Enrollment forecasts indicate there will be 5,600 additional Horry County Schools students over the next 10 years, said Joe Burch, district planner.
The proposed five-year plan would cost about $326 million, which is about $12 million more than the approved, seven-year, short-term capital plan. The total costs include the price tags for individual projects, as well as costs for things such as upkeep and emergency maintenance.
Board Chairman Joe DeFeo said raising taxes would be the last option, and that he didn’t think the board would consider it until they have more information about some of the projects, although board member Harvey Eisner said he would consider an increased levy.
“I’d be in favor of a millage increase to maintain the quality of our buildings – probably 2 mills,” Eisner said. “We want to be frugal, but we also have to look at what’s best for the kids.”
The four new projects that were proposed are an addition for Aynor Middle School ($6.2 million), a new middle school for the Carolina Forest attendance area ($31 million) and additions to Seaside Elementary School ($6.2 million) and Burgess Elementary School ($4.7 million). The three amended projects would:

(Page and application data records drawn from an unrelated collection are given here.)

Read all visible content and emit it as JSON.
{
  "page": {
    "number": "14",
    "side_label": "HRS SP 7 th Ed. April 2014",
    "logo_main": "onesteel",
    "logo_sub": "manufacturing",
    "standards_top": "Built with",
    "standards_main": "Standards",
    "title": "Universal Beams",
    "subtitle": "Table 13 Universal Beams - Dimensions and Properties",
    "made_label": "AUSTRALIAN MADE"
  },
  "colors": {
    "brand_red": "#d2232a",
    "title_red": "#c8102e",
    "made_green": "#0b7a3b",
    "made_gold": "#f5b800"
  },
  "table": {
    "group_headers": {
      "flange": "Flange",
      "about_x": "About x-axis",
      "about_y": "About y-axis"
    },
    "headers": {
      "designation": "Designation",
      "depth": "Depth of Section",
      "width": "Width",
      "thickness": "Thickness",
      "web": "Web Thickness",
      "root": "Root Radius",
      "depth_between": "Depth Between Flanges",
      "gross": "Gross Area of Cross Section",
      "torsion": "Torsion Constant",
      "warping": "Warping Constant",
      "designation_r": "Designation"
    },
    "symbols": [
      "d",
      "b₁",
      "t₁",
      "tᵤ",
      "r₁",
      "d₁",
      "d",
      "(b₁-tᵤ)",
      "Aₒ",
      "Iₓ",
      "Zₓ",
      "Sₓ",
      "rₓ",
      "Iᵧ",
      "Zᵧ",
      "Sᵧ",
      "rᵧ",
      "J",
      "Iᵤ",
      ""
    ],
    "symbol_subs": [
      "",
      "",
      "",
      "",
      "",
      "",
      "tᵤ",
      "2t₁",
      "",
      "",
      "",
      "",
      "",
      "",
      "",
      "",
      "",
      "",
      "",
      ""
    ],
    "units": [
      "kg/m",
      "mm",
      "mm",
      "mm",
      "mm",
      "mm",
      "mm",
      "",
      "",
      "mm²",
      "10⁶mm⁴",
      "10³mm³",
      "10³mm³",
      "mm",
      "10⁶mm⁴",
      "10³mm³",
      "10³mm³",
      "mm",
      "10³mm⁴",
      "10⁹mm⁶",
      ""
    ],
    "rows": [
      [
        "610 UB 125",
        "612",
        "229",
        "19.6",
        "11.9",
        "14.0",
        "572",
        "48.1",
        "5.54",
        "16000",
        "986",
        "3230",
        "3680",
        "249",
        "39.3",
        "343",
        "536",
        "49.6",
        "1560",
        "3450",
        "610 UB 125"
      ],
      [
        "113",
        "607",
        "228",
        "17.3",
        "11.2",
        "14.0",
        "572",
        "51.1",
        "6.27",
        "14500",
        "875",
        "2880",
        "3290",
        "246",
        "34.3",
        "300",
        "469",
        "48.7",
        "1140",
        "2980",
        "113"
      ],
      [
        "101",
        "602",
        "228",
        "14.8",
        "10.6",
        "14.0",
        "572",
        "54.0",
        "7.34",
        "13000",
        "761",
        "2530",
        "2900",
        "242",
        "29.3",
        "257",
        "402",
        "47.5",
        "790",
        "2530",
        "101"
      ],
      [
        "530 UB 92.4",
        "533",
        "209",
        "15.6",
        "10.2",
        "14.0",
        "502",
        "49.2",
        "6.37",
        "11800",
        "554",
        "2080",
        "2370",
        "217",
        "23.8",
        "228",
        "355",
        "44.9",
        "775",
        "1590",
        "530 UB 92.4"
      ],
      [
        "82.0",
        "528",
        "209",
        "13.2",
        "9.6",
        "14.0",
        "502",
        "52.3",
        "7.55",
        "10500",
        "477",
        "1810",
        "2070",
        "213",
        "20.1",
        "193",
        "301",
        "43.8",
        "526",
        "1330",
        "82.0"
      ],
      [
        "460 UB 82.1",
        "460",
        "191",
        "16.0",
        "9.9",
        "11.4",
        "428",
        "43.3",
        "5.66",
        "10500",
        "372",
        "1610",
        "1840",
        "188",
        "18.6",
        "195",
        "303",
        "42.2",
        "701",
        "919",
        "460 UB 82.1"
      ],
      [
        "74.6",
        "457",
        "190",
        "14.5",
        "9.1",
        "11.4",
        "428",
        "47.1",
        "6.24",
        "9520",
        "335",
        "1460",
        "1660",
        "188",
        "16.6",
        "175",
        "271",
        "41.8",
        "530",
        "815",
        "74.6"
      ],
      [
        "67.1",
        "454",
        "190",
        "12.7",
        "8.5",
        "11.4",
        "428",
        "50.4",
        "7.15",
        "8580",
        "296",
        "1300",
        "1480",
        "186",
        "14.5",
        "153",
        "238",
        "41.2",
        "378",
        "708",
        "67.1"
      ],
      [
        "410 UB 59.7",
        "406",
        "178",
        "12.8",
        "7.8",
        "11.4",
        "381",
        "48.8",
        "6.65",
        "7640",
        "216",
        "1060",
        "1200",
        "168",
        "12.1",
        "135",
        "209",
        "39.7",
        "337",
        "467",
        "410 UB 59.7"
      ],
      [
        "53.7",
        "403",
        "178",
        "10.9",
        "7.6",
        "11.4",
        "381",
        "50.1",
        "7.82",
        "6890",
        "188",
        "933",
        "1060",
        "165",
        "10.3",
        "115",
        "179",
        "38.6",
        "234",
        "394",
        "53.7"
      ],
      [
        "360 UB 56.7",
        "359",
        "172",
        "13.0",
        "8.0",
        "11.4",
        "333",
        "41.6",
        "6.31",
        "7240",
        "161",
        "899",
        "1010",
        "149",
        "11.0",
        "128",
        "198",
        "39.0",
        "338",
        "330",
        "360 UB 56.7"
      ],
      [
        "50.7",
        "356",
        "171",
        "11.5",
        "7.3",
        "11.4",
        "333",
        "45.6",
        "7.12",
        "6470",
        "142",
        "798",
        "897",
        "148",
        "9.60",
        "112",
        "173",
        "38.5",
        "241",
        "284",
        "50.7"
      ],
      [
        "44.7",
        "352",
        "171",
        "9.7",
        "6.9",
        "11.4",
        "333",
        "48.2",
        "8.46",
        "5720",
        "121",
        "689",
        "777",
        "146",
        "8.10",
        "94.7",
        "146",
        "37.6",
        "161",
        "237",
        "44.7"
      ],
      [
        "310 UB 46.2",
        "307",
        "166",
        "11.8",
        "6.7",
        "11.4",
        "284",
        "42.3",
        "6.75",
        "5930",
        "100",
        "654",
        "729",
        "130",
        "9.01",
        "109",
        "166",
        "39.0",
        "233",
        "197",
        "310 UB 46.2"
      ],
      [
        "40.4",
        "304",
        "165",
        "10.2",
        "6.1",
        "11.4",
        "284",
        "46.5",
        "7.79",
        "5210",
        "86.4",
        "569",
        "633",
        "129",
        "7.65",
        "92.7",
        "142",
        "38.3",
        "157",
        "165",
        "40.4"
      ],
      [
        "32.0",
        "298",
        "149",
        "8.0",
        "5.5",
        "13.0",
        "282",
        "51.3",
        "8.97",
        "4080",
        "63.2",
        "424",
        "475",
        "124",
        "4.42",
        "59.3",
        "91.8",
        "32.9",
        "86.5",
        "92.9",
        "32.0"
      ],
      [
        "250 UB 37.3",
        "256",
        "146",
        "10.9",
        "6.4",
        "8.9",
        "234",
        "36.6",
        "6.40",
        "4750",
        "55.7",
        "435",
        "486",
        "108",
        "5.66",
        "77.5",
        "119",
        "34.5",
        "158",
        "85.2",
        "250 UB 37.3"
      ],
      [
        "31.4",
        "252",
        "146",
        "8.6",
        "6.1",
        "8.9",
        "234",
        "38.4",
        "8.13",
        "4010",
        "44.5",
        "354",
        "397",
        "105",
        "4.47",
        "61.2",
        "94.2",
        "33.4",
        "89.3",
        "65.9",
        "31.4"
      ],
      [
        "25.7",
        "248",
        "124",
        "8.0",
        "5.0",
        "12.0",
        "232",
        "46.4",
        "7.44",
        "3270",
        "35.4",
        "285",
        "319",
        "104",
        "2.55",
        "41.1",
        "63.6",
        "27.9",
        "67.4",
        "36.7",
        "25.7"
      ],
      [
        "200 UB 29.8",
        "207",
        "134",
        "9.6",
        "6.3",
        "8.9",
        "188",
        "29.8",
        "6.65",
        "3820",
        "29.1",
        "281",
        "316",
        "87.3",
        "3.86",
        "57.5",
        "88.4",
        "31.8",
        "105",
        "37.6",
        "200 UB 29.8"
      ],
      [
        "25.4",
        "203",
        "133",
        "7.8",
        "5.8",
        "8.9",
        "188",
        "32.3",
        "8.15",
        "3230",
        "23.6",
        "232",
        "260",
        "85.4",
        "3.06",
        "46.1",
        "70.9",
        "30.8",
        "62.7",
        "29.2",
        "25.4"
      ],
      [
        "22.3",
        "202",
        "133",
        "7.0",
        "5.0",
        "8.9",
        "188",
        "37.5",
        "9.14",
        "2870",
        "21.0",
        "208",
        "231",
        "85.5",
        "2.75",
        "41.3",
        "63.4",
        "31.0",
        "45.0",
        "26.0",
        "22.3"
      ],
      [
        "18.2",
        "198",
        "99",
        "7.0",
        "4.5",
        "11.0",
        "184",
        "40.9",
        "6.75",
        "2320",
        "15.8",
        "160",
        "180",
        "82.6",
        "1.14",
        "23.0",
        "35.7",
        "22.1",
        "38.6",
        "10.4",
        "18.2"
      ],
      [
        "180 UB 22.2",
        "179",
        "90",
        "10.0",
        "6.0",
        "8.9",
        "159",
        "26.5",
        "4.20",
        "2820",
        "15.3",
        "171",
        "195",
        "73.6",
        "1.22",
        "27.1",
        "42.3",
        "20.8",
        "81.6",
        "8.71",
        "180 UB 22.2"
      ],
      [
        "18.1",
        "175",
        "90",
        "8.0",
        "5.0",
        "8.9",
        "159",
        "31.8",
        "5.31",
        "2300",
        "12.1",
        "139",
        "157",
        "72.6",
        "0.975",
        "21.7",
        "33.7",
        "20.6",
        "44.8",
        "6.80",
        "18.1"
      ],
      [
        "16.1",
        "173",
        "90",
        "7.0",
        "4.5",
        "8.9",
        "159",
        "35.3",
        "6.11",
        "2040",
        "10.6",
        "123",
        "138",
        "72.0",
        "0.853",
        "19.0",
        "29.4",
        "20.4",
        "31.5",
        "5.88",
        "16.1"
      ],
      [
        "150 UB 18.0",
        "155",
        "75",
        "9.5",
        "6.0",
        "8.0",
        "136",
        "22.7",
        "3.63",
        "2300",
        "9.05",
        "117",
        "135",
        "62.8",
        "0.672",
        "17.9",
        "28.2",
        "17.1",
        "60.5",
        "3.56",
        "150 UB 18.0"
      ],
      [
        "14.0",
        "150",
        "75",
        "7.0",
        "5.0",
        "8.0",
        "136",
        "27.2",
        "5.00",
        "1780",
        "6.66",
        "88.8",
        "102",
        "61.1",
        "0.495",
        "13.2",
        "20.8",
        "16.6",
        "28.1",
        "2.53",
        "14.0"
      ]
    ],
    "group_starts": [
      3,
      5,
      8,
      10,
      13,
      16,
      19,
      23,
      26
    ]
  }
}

• add a new middle school in the Myrtle Beach attendance area instead of a new intermediate school, moving the intermediate school into the existing middle school building ($33.5 million)
• add a new middle school in the St. James attendance area instead of building a new intermediate school ($27.5 million)
• add a new middle school in the Socastee attendance area instead of building an addition for Forestbrook Middle School ($27.5 million).
John Gardner, HCS executive director of accounting services, said the district has a good bond rating and can borrow $160 million without holding a referendum. The board does have some options for using money from its undesignated, unreserved fund balance, which Gardner estimated will be about $16 million, but he said using the fund balance could impact interest rates.
The five funding scenarios for the proposed $326 million plan are:
• pay-as-you-go option, no increase of the 10 mill property tax rate. The district would use current revenue. The district would have about $239 million available from total annual funding, but would be about $87.5 million short of the $326 million needed.
• issue 8 percent bonds, no tax hike. The district would have $265 million available and a shortfall of $61 million.
• issue 8 percent bonds, raise property tax to 12 mills. Available funds would be at $309 million, with a shortfall of $17.4 million.
• issue 8 percent bonds, raise property tax to 14 mills. Available funds would be at $351 million, and there would be a surplus of $25 million at the end of six years, which Gardner said would put the district in a better position for the following five years.
• issue referendum bonds, no tax increase. The district would have $337 million in available funds and an overage of $11 million. Gardner said this plan is not recommended because the debt structure would require future school boards to increase millage to retire the principal at a normalized pace.
“To me, it looks like we’re going to have to consider pulling out funding from our reserves or utilizing 8 percent bonds, and it looks like we’d almost have to increase our mills in some fashion,” said Vice Chairman Neil James, who had to leave the meeting early and missed part of the presentation. “We’re going to have to consider all things, and I believe this is a conservative board.”
James said capacity and programs will have to be considered because while some schools show capacity peaks in some years, they also eventually level off. He and other board members said there may be other options at some of these schools that can get them through those peak years without additional building, and there was some discussion of looking at which programs are really working and at space management at some schools.
No votes were taken at the meeting, but there was consensus for moving forward with four projects that have been approved: additions to Midland Elementary School and North Myrtle Beach Middle School and replacement schools for Socastee Elementary School and the Horry County Education Center. Matt Dean, the district’s executive director of facilities, said the district is moving forward on designs for elementary and intermediate/ middle schools, which will be able to work for any project that has been discussed.
The board will talk again about the short-term capital plan at its next meeting Monday night.
Contact VICKI GROOMS at 443-2401 or follow her at Twitter.com/TSN_VickiGrooms.